The AIA is now working with the Bush Administration to understand the consequences on the provision. But the association points out that the White House objects to the language, not the intent of the provision, while industry would still support some form of legislation linking access to the US defence market to resolution of the subsidies dispute. "If Europe wants to do business in the USA, then they have got to get along with us in the WTO," says Douglass. "Absent the dispute, the markets are open."

European industry might dispute that statement. There is also the China provision to deal with and, while BAE publicly and EADS privately have stated they will not jeopardise their links with the USA by selling defence equipment to China, some European governments seem intent on lifting the arms embargo. The USA has threatened to retaliate by further tightening its export controls, already a major hindrance to transatlantic co-operation.

US technology-transfer restrictions are already jeopardising a multi-national effort to agree standards for interoperable network-centric operations. Involving about 70 companies, the Network Centric Operations Industry Consortium has been unable so far to secure licences allowing information to be exchanged between its US and non-US members. The group has been forced to form a sub-consortium of non-US members until the issue is resolved. The emergence a separate non-US group led by German defence firm Rheinmetall poses the threat that the standardisation effort will splinter.
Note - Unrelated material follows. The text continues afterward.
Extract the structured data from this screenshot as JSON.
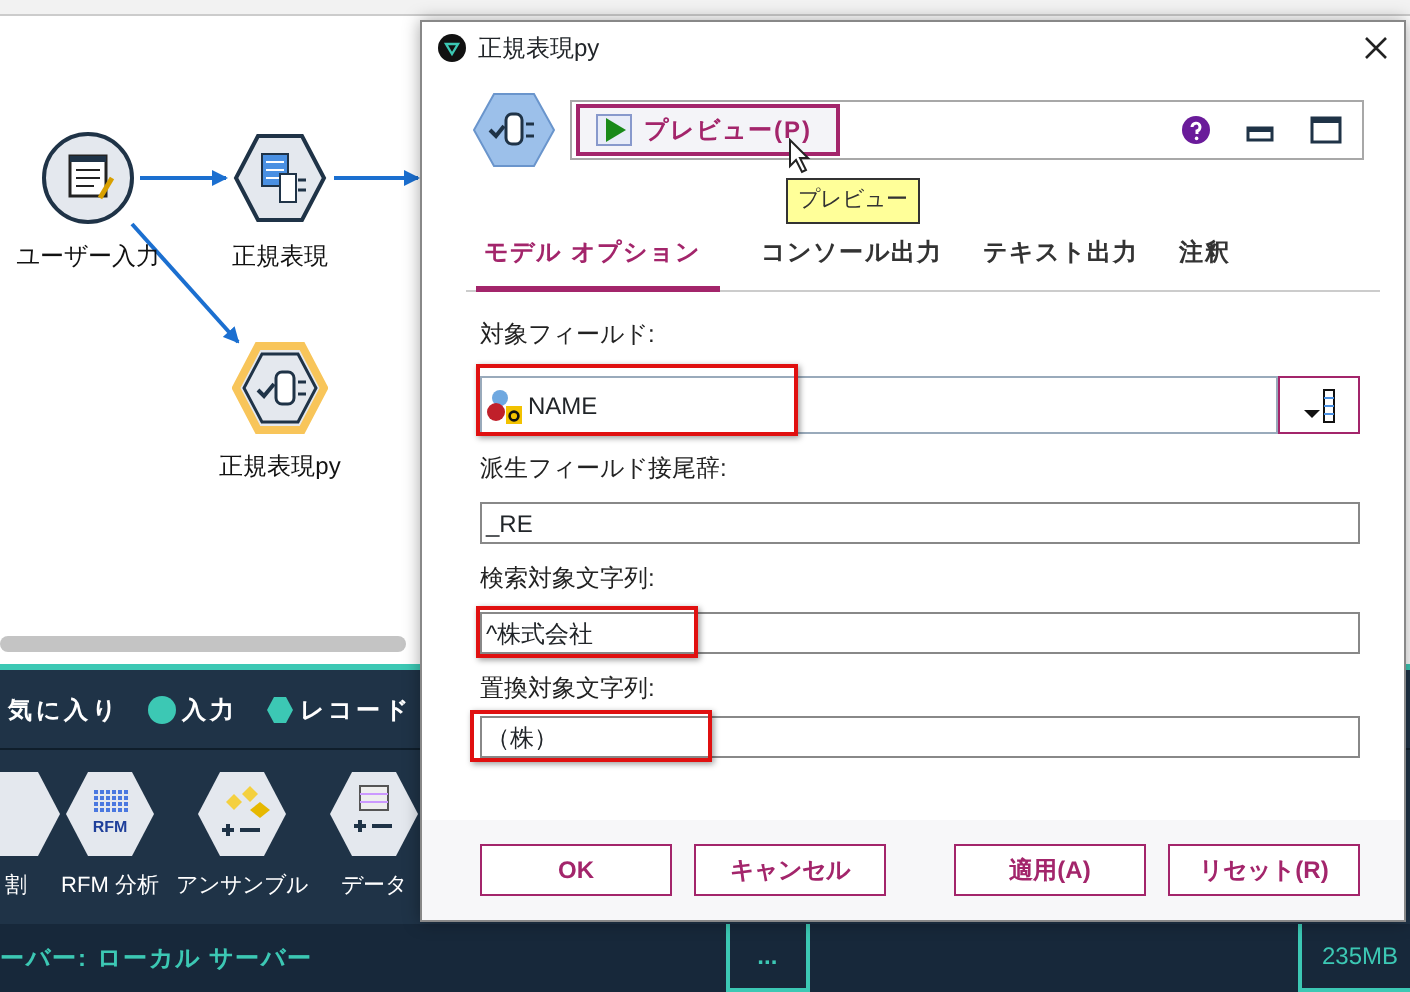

European industry has its own internal problems, too. But, on the eve of Paris, the messy handover of power at EADS and Airbus appears to be near completion with Gustav Humbert, Airbus chief operating officer, reportedly approved as the next chief executive, following tense negotiations between EADS's French and German shareholders. Humbert's appointment will clear the way for former Airbus chief executive, Noel Forgeard, to assume his new position a co-chief executive of EADS, alongside Tom Enders, preserving the delicate French/German national balance of power.

Boeing, meanwhile, is working with a shortlist of internal and external candidates as it closes in on the choice of a chief executive. The turmoil at the top of the two largest aerospace companies contrasts with the smooth transfer of leadership over the past two years at Lockheed Martin, Northrop Grumman and Raytheon.

Paris will see the show debut of Safran, the unlikely merger of engine and equipment supplier Snecma and telecommunications and defence company Sagem. A similar French government-inspired merger between Thales and EADS was opposed by the German shareholders and the "file is closed", declared the outgoing management team earlier this year. Whether EADS's new management will dust off the file remains to be seen.

Thales and Italian aerospace giant Fin­meccanica, meanwhile, deny they are discussing a merger of their defence electronics businesses. Finmeccanica completed a tie-up of its space businesses with France's Alcatel last year, after both companies declined to throw in their lot with EADS Astrium, and the company makes no secret of its search for acquisition targets in Europe and the USA.

There are hopes for behind-the-scenes progress on some issues facing the industry. But whatever transpires it seems likely that, two years from now, at Paris 2007, Europe and the USA will still be tussling for dominance of the aerospace market.







Source: Flight International